▶ **EXERCISE REQUIREMENTS**
State how many lines of the records below contain the word "text", giving the number and nothing else.

▶ **RECORDS SUPPLIED**

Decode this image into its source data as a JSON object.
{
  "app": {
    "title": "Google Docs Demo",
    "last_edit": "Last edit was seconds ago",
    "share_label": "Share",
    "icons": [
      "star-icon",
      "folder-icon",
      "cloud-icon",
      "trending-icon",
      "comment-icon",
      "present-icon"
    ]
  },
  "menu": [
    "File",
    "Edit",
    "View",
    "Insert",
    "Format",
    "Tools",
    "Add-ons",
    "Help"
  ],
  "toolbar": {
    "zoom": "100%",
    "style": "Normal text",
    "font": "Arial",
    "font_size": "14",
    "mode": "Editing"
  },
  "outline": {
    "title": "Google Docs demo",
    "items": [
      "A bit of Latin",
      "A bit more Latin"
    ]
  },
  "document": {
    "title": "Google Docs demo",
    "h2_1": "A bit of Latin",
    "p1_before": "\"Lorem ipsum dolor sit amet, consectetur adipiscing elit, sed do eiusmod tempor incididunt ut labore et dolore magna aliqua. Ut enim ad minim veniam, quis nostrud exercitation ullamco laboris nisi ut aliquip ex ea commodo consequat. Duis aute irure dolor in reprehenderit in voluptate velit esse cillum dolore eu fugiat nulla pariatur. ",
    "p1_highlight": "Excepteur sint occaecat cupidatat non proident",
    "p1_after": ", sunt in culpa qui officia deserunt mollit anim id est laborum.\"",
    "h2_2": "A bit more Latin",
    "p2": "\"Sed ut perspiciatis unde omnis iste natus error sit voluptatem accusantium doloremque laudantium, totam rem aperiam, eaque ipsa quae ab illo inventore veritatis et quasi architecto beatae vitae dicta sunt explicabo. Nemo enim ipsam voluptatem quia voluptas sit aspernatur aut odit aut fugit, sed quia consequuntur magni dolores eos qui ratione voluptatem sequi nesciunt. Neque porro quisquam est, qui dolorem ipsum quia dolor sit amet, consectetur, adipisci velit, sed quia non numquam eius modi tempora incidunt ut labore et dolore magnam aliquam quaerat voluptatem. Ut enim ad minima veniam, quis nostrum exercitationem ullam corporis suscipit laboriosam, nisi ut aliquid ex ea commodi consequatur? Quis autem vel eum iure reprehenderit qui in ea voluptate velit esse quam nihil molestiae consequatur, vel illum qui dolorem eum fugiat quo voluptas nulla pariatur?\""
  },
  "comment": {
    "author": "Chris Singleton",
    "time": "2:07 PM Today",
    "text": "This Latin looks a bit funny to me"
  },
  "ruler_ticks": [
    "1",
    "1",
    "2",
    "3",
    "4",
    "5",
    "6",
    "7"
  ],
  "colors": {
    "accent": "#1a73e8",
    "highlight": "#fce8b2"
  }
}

▶ **EXERCISE ANSWER**
2